MA in Science, History and Society students co-author new article with impact potential
Two postgraduates are the co-authors of this article that will inform the exhibits and public engagement programme of The Science Museum in its 150th anniversary.
The Science Museum’s prestigious online journal has just published an article co-authored by two PRHS postgraduate students, Alexander King and Nela Spurná (written with PRHS staff member Graeme Gooday).
In 2021-22, under Gooday’s supervision, Nela and Alex undertook an online placement module (PRHS 5000M) at the Science Museum for the MA programme in ‘Science, History and Society’. This article features their research on the fate of the exhibition of scientific instruments in 1876 which has long been seen as a key moment in the origins of the modern Science Museum in South Kensington, London.
The Science Museum is now planning a 150th-anniversary event for that exhibition in 2026, and this article will inform their planning of their exhibits and public engagement programme.
Some historians of the ‘Special Loan Collection of Scientific Apparatus’ exhibited in 1876 interpret its principal significance as catalysing the eventual transformation of science collections in the (South) Kensington Museum into London’s present-day Science Museum.
Debates about that nexus have not, however, noted that this exhibition was an international crowd-sourced venture in public science.
Far from being collection-founding donations, most artefacts displayed were discretionary loans contributed by private citizens, learned societies, instrument makers, universities, engineering companies and state departments from across both the UK and Europe, with most displayed items later returned to their exhibitors.
Our paper draws upon the art historiography literature of ‘loan exhibitions’ to consider the 1876 exhibit in (mostly) physical science as part of a growing democratic tradition of resource sharing.
This exhibitor-focused approach is illustrated via case studies of two kinds of contributors that did not predominantly have their loans converted to donations: (male) instrument makers and women, especially widows.
In that context, we can interpret apparatus lending in 1876 as forms of advertising, memorialising, and just occasionally offloading disused but historically important equipment.
It is in such terms that we can better understand why only a small fraction of loaned 1876 apparatus become permanent parts of the South Kensington science collections via such means as state departments discarding obsolete technical equipment.

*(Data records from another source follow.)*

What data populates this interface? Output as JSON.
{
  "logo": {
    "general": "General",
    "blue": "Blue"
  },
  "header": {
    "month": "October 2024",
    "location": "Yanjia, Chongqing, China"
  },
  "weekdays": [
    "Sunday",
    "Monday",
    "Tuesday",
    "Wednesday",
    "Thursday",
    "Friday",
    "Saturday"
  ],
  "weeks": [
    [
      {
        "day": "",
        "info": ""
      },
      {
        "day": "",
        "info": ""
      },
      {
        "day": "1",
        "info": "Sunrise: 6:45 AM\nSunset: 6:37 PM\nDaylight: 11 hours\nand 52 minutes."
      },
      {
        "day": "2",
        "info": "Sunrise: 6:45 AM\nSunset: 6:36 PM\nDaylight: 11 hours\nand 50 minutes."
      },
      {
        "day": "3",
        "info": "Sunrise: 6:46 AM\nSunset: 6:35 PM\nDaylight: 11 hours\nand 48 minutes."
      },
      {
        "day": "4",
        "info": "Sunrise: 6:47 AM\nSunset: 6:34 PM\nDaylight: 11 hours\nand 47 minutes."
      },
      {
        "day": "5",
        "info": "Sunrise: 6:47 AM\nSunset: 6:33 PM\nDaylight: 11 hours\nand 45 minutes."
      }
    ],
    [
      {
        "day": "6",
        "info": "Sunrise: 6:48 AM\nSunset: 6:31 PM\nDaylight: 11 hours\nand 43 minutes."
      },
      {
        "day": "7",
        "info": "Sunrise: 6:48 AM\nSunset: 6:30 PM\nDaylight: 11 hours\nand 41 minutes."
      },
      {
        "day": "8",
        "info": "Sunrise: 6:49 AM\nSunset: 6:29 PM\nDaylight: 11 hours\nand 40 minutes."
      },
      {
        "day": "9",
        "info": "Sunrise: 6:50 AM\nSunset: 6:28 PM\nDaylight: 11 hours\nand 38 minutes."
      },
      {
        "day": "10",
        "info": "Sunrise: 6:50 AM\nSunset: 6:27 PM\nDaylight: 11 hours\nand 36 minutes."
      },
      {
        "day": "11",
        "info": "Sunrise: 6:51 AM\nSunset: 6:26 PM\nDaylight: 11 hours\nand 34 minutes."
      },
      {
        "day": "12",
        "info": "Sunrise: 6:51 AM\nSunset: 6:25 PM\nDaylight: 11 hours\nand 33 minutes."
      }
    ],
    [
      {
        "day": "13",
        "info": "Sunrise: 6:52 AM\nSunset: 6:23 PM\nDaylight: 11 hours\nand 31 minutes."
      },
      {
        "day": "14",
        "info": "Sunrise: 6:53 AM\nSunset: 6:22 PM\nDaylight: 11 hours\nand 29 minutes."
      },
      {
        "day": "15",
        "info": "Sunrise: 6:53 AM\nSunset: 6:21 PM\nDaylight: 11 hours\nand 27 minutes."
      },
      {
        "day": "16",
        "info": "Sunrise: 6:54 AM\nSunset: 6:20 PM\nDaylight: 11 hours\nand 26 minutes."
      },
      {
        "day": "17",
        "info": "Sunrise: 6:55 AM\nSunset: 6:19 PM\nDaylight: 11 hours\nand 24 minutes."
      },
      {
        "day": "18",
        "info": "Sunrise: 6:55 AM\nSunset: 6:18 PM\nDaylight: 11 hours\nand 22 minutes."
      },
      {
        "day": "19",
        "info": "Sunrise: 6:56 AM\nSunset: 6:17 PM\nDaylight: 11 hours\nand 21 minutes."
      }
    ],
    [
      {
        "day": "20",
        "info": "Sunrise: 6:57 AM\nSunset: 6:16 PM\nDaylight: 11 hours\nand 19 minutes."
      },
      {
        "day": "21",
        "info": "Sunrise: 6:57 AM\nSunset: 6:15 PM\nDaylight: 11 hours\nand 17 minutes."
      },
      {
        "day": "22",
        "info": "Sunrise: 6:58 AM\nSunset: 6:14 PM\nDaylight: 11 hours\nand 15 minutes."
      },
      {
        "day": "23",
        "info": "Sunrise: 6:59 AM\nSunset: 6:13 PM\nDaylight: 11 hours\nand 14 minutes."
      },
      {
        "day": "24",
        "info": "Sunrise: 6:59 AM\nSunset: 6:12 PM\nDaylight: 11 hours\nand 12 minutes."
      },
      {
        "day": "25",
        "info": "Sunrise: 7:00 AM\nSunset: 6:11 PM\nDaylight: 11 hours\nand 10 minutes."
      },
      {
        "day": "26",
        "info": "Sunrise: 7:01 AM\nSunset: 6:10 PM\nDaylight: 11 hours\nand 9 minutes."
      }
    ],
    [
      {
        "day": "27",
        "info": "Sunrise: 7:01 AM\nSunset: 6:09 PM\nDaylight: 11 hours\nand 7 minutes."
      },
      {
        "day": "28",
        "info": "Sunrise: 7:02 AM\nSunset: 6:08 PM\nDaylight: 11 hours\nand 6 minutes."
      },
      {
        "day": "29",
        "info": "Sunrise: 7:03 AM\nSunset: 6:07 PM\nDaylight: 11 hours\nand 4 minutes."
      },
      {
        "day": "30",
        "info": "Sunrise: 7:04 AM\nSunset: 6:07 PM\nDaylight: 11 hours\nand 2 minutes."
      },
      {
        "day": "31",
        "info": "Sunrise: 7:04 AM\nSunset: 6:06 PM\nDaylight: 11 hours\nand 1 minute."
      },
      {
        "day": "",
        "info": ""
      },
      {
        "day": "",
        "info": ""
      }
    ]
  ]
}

For further information, please email Professor Graeme Gooday at G.J.N.Gooday@leeds.ac.uk.